Richard Hansen


When Richard Hansen bought a 690C Model 840 Twin Commander for his company, Furnas Electric, in 1988 he had no idea that, 21 years later, he would still be operating the 840, only now as the personal owner.

Hansen originally bought the 840 from Byerly Aviation in Peoria, Illinois, which had taken delivery of it new from the factory and had flown it less than 300 hours as a demonstrator. “I put it to work in the company,” Hansen says. Furnas was a Batavia, Illinois-based manufacturer of electric motor controls that Hansen's grandfather founded in 1940. “We ran engineers and sales people around, taking care of customer issues, calling on customers, and overseeing five other plants.”

The company also operated a Citation II and later a Citation V and employed professional pilots, but Hansen frequently flew the 840 himself with one of the company pilots. When Hansen retired he kept the Twin Commander, and about 10 years ago he upgraded the 840 with TPE-331-10T engines. He's also had it repainted and the interior refurbished at Byerly.


As do all airplane owners, he's looked around at other makes and models, both turboprops and jets, to see how they might make his flying more efficient, but his analysis always arrives at the same conclusion: the Twin Commander does the job quite well, thank you.
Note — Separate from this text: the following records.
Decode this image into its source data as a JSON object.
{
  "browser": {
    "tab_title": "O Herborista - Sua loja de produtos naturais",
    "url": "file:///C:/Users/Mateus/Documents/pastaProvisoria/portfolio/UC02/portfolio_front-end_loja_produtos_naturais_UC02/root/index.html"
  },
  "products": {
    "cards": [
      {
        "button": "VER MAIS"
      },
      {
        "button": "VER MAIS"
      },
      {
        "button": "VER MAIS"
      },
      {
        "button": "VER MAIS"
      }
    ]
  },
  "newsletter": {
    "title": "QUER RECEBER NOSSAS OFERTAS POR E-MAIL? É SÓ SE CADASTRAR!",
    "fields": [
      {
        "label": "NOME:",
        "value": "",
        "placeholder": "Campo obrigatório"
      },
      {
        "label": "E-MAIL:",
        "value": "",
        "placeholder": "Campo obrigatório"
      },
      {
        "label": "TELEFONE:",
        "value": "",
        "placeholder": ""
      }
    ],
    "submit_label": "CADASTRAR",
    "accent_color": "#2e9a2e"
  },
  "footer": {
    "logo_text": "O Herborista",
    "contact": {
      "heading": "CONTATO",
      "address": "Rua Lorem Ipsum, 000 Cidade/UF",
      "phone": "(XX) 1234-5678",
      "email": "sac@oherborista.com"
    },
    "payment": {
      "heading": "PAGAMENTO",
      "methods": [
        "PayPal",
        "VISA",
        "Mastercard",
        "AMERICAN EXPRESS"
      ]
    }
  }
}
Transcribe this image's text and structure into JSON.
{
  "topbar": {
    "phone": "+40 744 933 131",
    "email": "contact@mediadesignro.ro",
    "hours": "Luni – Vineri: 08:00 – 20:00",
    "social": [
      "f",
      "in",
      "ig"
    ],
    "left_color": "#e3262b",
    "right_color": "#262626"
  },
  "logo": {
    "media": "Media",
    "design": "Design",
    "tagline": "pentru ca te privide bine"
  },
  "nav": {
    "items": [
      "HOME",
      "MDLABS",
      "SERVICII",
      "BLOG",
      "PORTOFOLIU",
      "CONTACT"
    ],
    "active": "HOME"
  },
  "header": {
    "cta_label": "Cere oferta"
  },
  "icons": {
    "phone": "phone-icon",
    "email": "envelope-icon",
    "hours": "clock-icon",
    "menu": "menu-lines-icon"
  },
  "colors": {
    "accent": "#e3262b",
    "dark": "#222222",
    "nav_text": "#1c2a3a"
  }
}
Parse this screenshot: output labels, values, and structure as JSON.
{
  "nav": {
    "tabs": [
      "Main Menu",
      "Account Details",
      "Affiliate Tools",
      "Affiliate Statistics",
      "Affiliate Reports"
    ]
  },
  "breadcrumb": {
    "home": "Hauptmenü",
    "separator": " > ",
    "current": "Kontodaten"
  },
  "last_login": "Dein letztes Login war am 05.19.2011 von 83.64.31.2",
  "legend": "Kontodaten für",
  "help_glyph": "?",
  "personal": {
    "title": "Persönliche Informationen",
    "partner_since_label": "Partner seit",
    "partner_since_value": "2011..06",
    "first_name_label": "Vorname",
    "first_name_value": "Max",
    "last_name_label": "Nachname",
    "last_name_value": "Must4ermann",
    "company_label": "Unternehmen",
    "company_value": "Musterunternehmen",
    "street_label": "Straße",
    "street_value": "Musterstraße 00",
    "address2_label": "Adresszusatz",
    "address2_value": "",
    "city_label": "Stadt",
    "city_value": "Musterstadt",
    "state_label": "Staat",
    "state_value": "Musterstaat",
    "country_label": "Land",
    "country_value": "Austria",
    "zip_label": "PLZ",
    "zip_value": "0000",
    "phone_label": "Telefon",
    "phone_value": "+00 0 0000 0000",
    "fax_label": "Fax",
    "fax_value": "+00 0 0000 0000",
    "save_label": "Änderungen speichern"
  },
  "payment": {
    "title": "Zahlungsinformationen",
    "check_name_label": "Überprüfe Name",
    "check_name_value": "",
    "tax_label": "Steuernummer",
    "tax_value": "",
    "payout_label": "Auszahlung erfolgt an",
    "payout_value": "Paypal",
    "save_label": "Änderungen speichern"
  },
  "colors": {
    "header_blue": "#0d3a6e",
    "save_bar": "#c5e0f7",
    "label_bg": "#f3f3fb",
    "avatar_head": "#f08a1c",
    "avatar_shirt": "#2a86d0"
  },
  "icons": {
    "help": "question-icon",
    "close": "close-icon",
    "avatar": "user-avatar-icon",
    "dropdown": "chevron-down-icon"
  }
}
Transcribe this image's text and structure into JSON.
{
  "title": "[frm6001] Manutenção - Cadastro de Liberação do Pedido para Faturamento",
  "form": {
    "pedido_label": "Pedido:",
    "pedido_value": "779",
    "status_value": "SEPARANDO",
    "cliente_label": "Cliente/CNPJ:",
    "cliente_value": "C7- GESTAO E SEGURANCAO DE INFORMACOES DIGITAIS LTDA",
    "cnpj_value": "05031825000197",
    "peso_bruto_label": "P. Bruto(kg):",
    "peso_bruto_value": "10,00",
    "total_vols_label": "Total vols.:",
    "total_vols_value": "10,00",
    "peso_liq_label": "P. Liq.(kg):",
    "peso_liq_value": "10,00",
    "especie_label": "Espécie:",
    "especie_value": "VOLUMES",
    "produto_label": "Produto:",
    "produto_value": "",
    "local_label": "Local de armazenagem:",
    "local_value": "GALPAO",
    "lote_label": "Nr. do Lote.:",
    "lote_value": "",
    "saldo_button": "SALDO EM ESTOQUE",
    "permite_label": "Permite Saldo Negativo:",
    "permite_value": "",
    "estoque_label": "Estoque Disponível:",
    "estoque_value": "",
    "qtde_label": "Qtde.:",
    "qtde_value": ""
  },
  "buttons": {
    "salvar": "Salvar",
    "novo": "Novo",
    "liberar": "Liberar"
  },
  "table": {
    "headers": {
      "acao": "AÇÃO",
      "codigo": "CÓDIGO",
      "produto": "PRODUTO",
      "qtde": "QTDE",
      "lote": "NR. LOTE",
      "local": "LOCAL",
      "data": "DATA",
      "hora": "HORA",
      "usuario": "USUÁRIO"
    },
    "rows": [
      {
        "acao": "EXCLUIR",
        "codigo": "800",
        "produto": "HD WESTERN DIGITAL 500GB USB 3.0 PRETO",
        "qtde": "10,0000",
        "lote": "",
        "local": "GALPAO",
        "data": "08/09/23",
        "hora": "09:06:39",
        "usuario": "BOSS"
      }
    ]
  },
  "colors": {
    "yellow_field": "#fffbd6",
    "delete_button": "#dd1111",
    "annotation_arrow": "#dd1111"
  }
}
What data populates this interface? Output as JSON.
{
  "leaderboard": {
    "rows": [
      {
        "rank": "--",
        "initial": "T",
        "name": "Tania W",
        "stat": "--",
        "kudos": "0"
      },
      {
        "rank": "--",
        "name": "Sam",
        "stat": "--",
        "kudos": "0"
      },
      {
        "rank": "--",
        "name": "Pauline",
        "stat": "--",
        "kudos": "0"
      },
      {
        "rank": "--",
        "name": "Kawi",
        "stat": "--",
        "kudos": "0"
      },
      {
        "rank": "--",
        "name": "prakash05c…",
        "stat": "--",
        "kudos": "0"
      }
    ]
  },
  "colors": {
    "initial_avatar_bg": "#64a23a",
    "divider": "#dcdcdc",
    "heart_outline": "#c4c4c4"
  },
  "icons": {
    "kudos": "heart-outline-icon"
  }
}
“We regularly fly to one difficult airport—Telluride, Colorado,” Hansen says. (The elevation at Telluride is 9,078 feet MSL with higher mountain peaks in all quadrants.) “The 840 is the only airplane I know of that can leave Telluride late in the day when it's hot and the density altitude is high with four passengers and enough fuel to get to Chicago (about 950 nmi) and still climb out at 400 fpm on one engine.”

Hansen says he confirmed the 840's performance while at a recurrent training session at FlightSafety International. “I had them program Aspen Airport into the simulator (elevation 7,820 feet MSL), and asked them to crank up the ambient temperature to 30 degrees Celsius. That made the density altitude about 11,500 feet. We took off at gross weight, and the instructor cut an engine. The first time I climbed out at 500 feet per minute, and 450 feet per minute the second time. On one takeoff I forgot to raise the gear and I was still going uphill at 250 feet per minute. That says everything about the airplane to me.”

But wait, there’s more. “Then, of course, you also get 300 knots in cruise. The Commander is one helluva performer,” Hansen says.


“I looked at lots and lots of airplanes when I was thinking of upgrading,” he continues. “None can do what the Commander can. A jet is faster, but from here (Aurora, Illinois, where he bases the airplane) to Telluride costs more than twice as much in the jet. And we'd have to leave Telluride before the temperature gets up above 55 degrees Fahrenheit.”

A pilot since 1956, Hansen has a Commercial certificate with multiengine, instrument, and seaplane ratings. His 7,000 hours hasn't all been for transportation. He was an active warbird pilot and owner who restored a flew a Curtiss-Wright P-40E Kittyhawk, North American P-51 Mustang, one of two Grumman F4F Wildcats recovered from Lake Michigan, and other vintage aircraft including two Beech Staggerwings, one of which was his first business aircraft. “I flew it many hours on instruments,” he says. “Steam gauges.”

In 1997 he entered the first FIA International Long Range Race with two friends, in the 840. They led until the last leg, which ended in Turkey. Because of handicapping based on flight manuals of the aircraft involved, they lost by three minutes to a team sponsored by the Turkish Aero Club, which hosted the race. A second Atlantic crossing was made several years later with his family. “With the excellent range and turboprop security, everyone felt quite comfortable,” Hansen says.

Hansen also has made a North Atlantic crossing in a Beech 18 that he owned.

These days he uses the 840 to travel to Telluride, Scottsdale, and a home in northern Wisconsin. He always takes another crewmember, a professional pilot on loan from Byerly, a practice he has followed since turning 60. “The passengers are a lot more comfortable when they see two of us up front,” he says.

Although his flying has tapered off, he has no plans to sell the 840. “I’m convinced this is an airplane I will keep forever. There isn’t anything out there for the same money that will do the same thing. A King Air 200 can carry more passengers, but I don’t need that. And it has higher fuel consumption. The Citation V would save me an hour and five minutes from Scottsdale to Aurora, but as a retired person I’m not in that much of a hurry.

“Besides,” he adds, “my wife loves the picture windows and that big baggage compartment.”